== ABOUT THIS EXERCISE ==
Work out how many lines below contain the word "Привязать", then give that number alone.

== RECORDS TO USE ==
:::::
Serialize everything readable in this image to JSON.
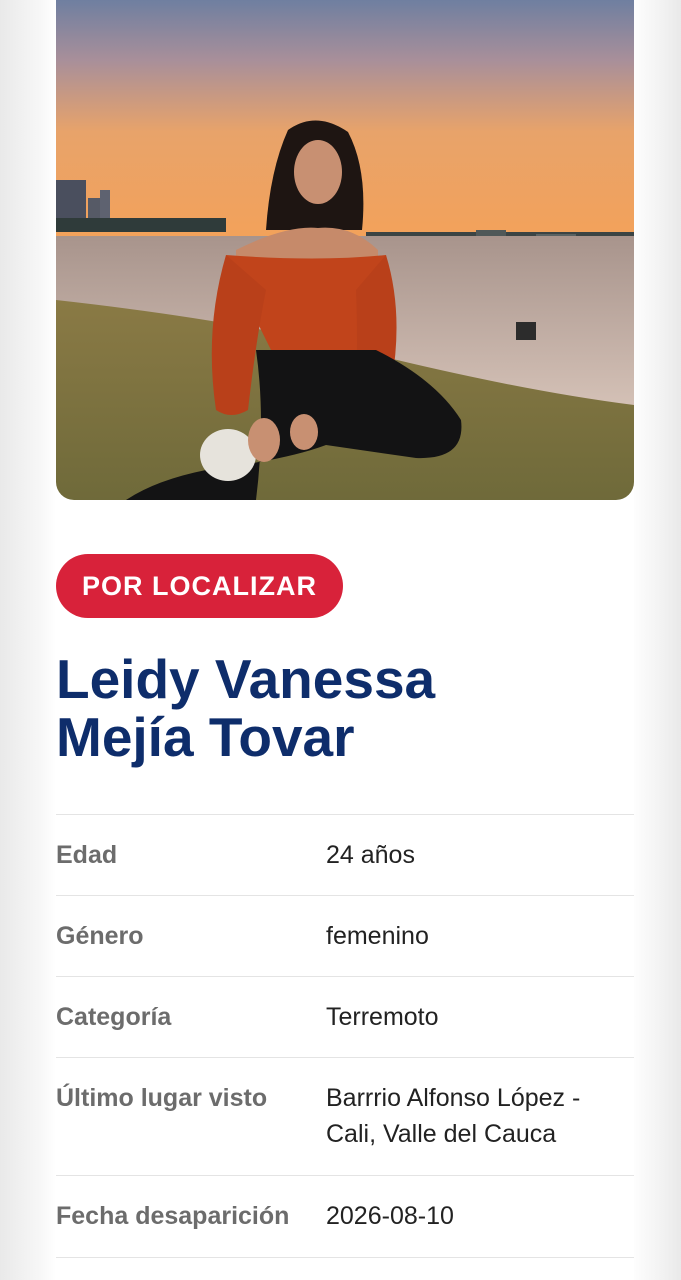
{
  "profile": {
    "photo_alt": "Photo of missing person",
    "status_label": "POR LOCALIZAR",
    "name_line1": "Leidy Vanessa",
    "name_line2": "Mejía Tovar"
  },
  "details": [
    {
      "label": "Edad",
      "value": "24 años"
    },
    {
      "label": "Género",
      "value": "femenino"
    },
    {
      "label": "Categoría",
      "value": "Terremoto"
    },
    {
      "label": "Último lugar visto",
      "value_line1": "Barrrio Alfonso López -",
      "value_line2": "Cali, Valle del Cauca"
    },
    {
      "label": "Fecha desaparición",
      "value": "2026-08-10"
    }
  ],
  "colors": {
    "status_red": "#d8223a",
    "name_navy": "#0e2d6b",
    "label_gray": "#6c6c6c"
  }
}
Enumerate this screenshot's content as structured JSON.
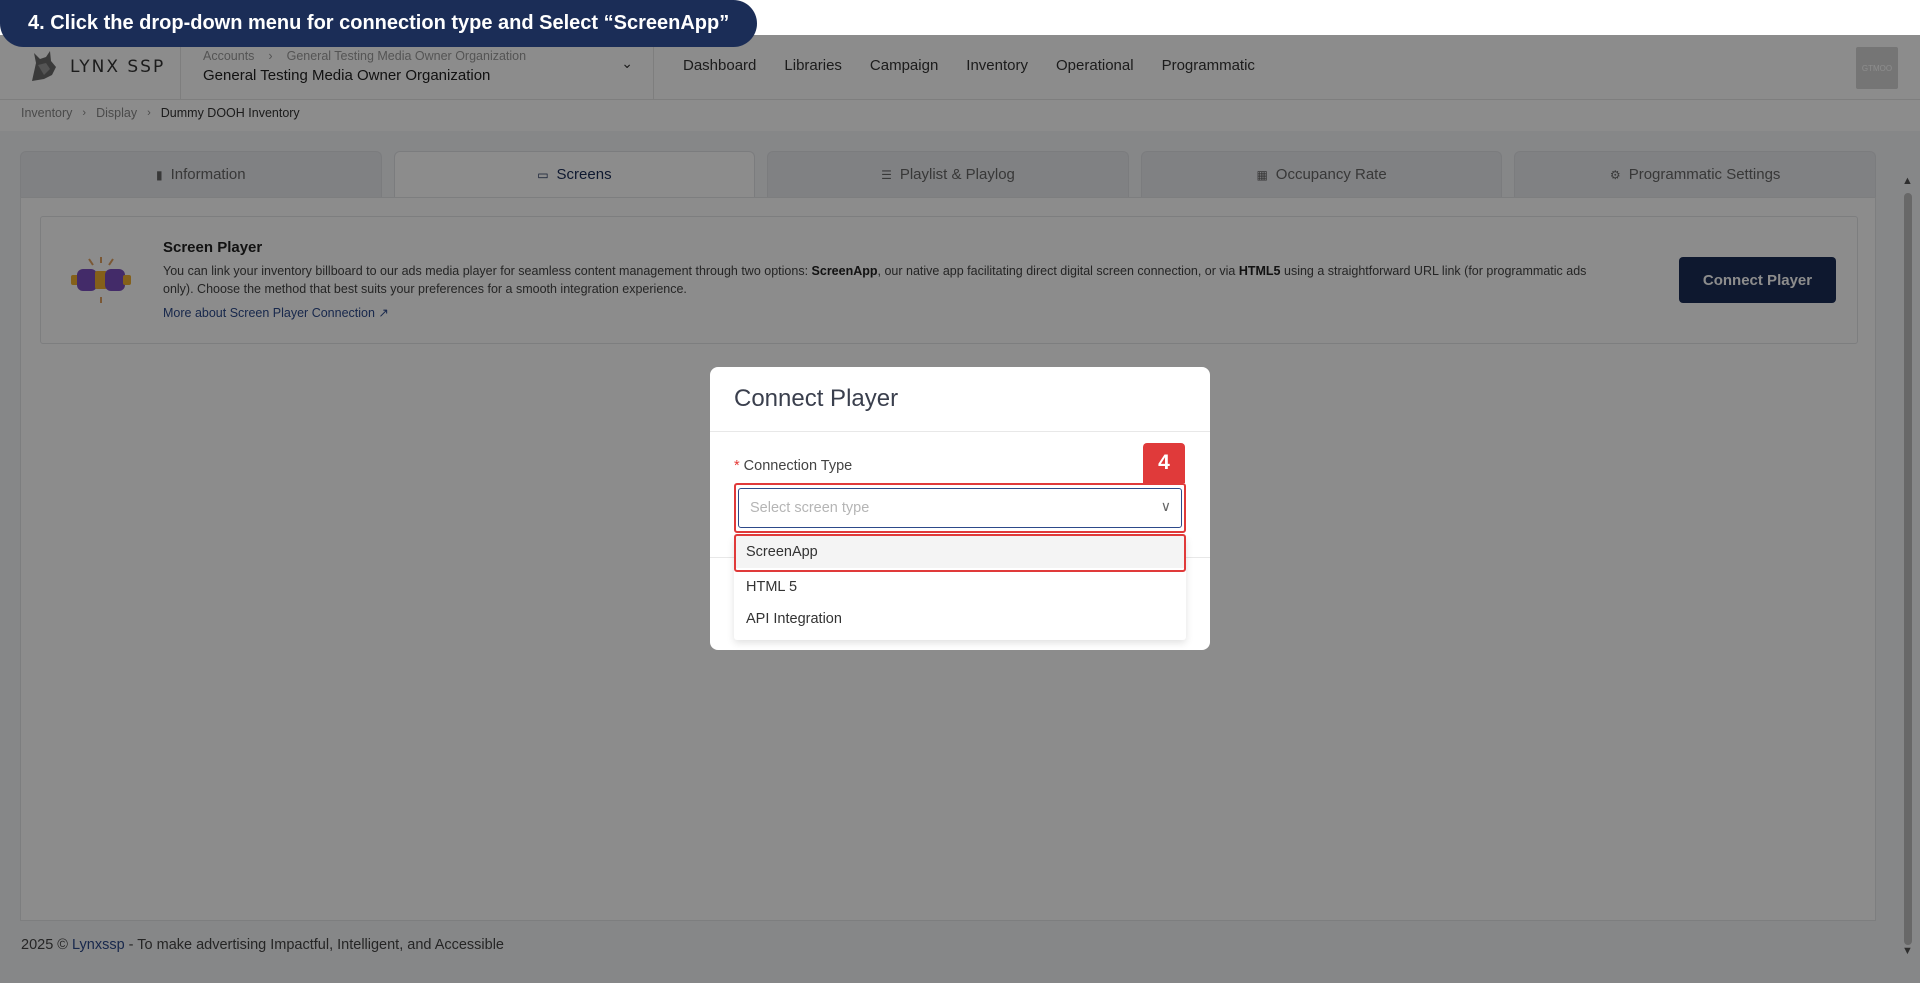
{
  "instruction": {
    "text": "4. Click the drop-down menu for connection type and Select “ScreenApp”",
    "step_badge": "4"
  },
  "header": {
    "logo_text": "LYNX SSP",
    "org_crumb": [
      "Accounts",
      "General Testing Media Owner Organization"
    ],
    "org_name": "General Testing Media Owner Organization",
    "nav": [
      "Dashboard",
      "Libraries",
      "Campaign",
      "Inventory",
      "Operational",
      "Programmatic"
    ],
    "avatar_text": "GTMOO"
  },
  "breadcrumb": [
    "Inventory",
    "Display",
    "Dummy DOOH Inventory"
  ],
  "tabs": [
    {
      "label": "Information",
      "icon": "file-icon",
      "active": false
    },
    {
      "label": "Screens",
      "icon": "monitor-icon",
      "active": true
    },
    {
      "label": "Playlist & Playlog",
      "icon": "list-icon",
      "active": false
    },
    {
      "label": "Occupancy Rate",
      "icon": "chart-icon",
      "active": false
    },
    {
      "label": "Programmatic Settings",
      "icon": "settings-icon",
      "active": false
    }
  ],
  "screen_player": {
    "title": "Screen Player",
    "desc_1": "You can link your inventory billboard to our ads media player for seamless content management through two options: ",
    "desc_bold_1": "ScreenApp",
    "desc_2": ", our native app facilitating direct digital screen connection, or via ",
    "desc_bold_2": "HTML5",
    "desc_3": " using a straightforward URL link (for programmatic ads only). Choose the method that best suits your preferences for a smooth integration experience.",
    "link": "More about Screen Player Connection ↗",
    "button": "Connect Player"
  },
  "modal": {
    "title": "Connect Player",
    "field_label": "Connection Type",
    "required_mark": "*",
    "placeholder": "Select screen type",
    "options": [
      "ScreenApp",
      "HTML 5",
      "API Integration"
    ],
    "highlighted_option": "ScreenApp"
  },
  "footer": {
    "prefix": "2025 © ",
    "brand": "Lynxssp",
    "suffix": " - To make advertising Impactful, Intelligent, and Accessible"
  },
  "colors": {
    "brand_navy": "#1b2d57",
    "highlight_red": "#e03a3a",
    "overlay": "rgba(0,0,0,0.45)"
  }
}
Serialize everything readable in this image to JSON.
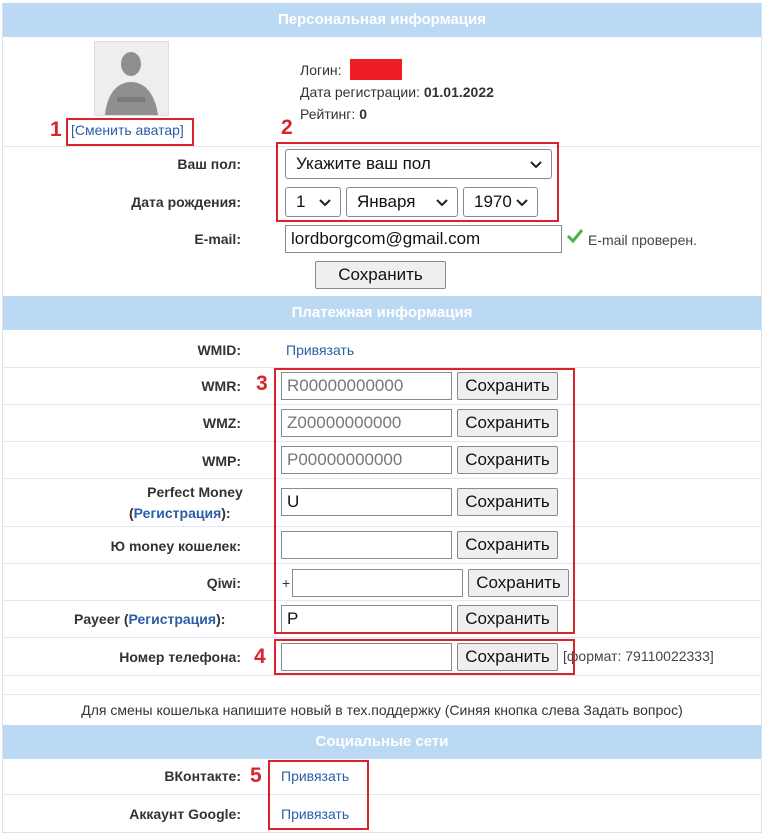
{
  "sections": {
    "personal": "Персональная информация",
    "payment": "Платежная информация",
    "social": "Социальные сети"
  },
  "profile": {
    "change_avatar": "[Сменить аватар]",
    "login_label": "Логин:",
    "reg_date_label": "Дата регистрации:",
    "reg_date_value": "01.01.2022",
    "rating_label": "Рейтинг:",
    "rating_value": "0",
    "gender_label": "Ваш пол:",
    "gender_value": "Укажите ваш пол",
    "birth_label": "Дата рождения:",
    "birth_day": "1",
    "birth_month": "Января",
    "birth_year": "1970",
    "email_label": "E-mail:",
    "email_value": "lordborgcom@gmail.com",
    "email_verified": "E-mail проверен.",
    "save_label": "Сохранить"
  },
  "payment": {
    "wmid_label": "WMID:",
    "wmid_link": "Привязать",
    "wmr_label": "WMR:",
    "wmr_placeholder": "R00000000000",
    "wmz_label": "WMZ:",
    "wmz_placeholder": "Z00000000000",
    "wmp_label": "WMP:",
    "wmp_placeholder": "P00000000000",
    "pm_label": "Perfect Money",
    "pm_open": "(",
    "pm_link": "Регистрация",
    "pm_close": "):",
    "pm_value": "U",
    "yoo_label": "Ю money кошелек:",
    "yoo_value": "",
    "qiwi_label": "Qiwi:",
    "qiwi_prefix": "+",
    "qiwi_value": "",
    "payeer_label": "Payeer (",
    "payeer_link": "Регистрация",
    "payeer_close": "):",
    "payeer_value": "P",
    "phone_label": "Номер телефона:",
    "phone_value": "",
    "phone_format": "[формат: 79110022333]",
    "save_label": "Сохранить",
    "note": "Для смены кошелька напишите новый в тех.поддержку (Синяя кнопка слева Задать вопрос)"
  },
  "social": {
    "vk_label": "ВКонтакте:",
    "vk_link": "Привязать",
    "google_label": "Аккаунт Google:",
    "google_link": "Привязать"
  },
  "annotations": [
    "1",
    "2",
    "3",
    "4",
    "5"
  ],
  "colors": {
    "header_bg": "#bcd9f4",
    "link": "#2a5ea8",
    "annotation_red": "#d9232d",
    "login_redaction": "#ee1c24",
    "check_green": "#4caf50"
  }
}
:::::
== TASK ANSWER ==
3